This paper reports an experimental test of how individuals learn from the behavior of others. By using techniques only available in the laboratory, we elicit subjects' beliefs. This allows us to distinguish informational cascades from herd behavior.

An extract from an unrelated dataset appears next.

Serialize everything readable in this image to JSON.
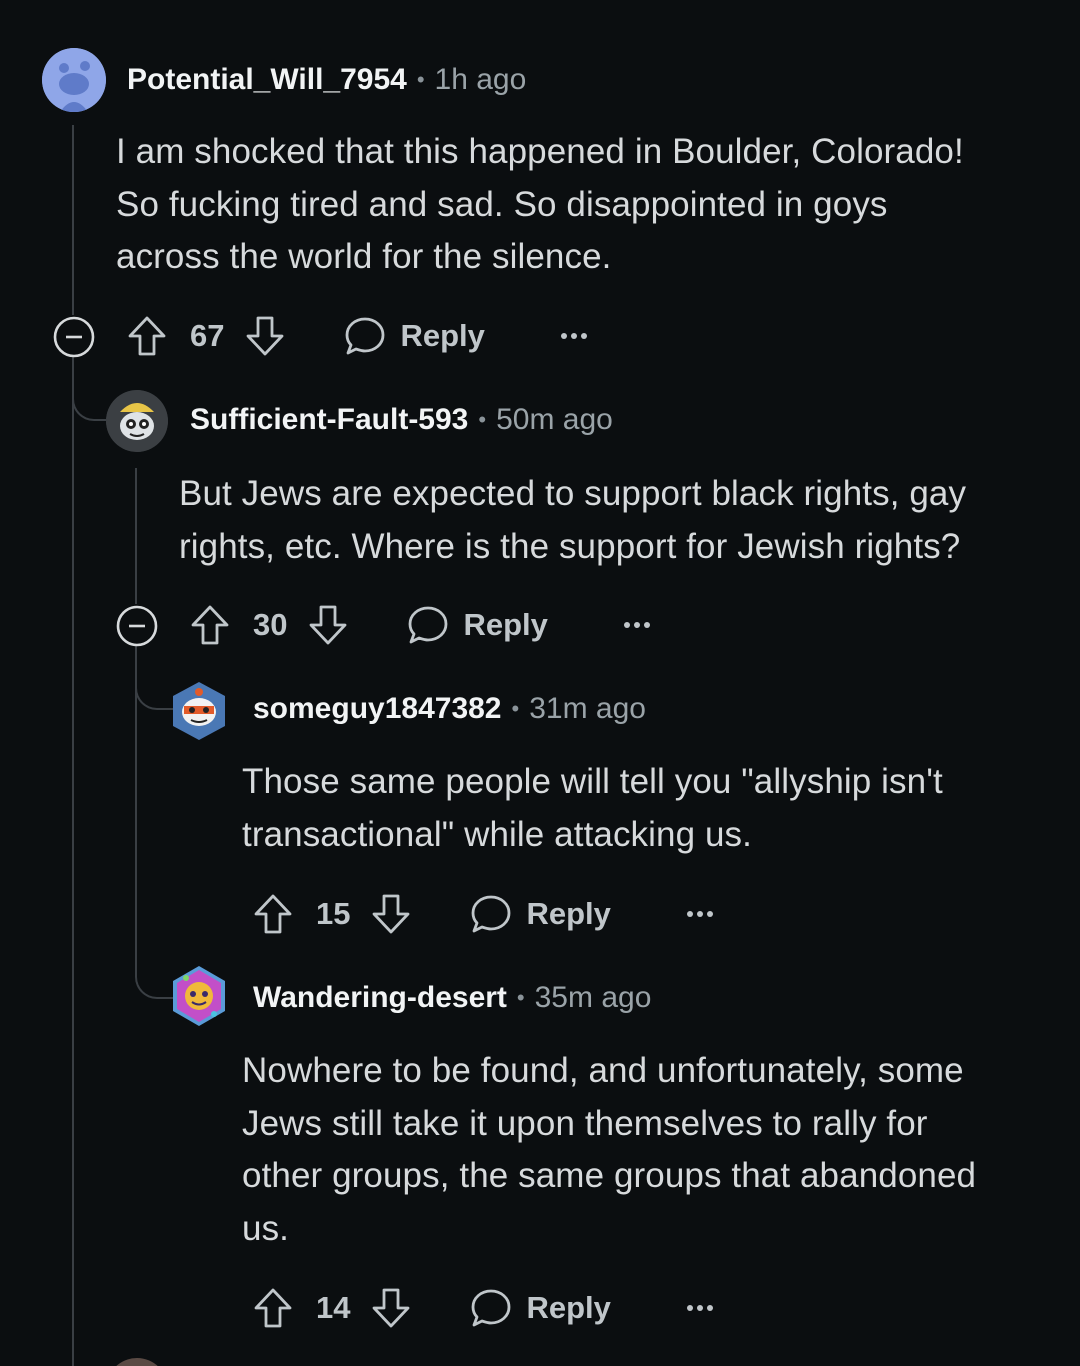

By adding a setup with continuous signal and discrete action, we enrich the ball-andurn observational learning experiments paradigm of Lisa R. Anderson and Charles Holt (1997). We attempt to understand subjects' behavior by estimating a model that allows for the possibility of errors in earlier decisions.
Çelen, Boğaçhan, and Shachar Kariv.
2004."Distinguishing Informational Cascades from Herd Behavior in the Laboratory."American Economic Review,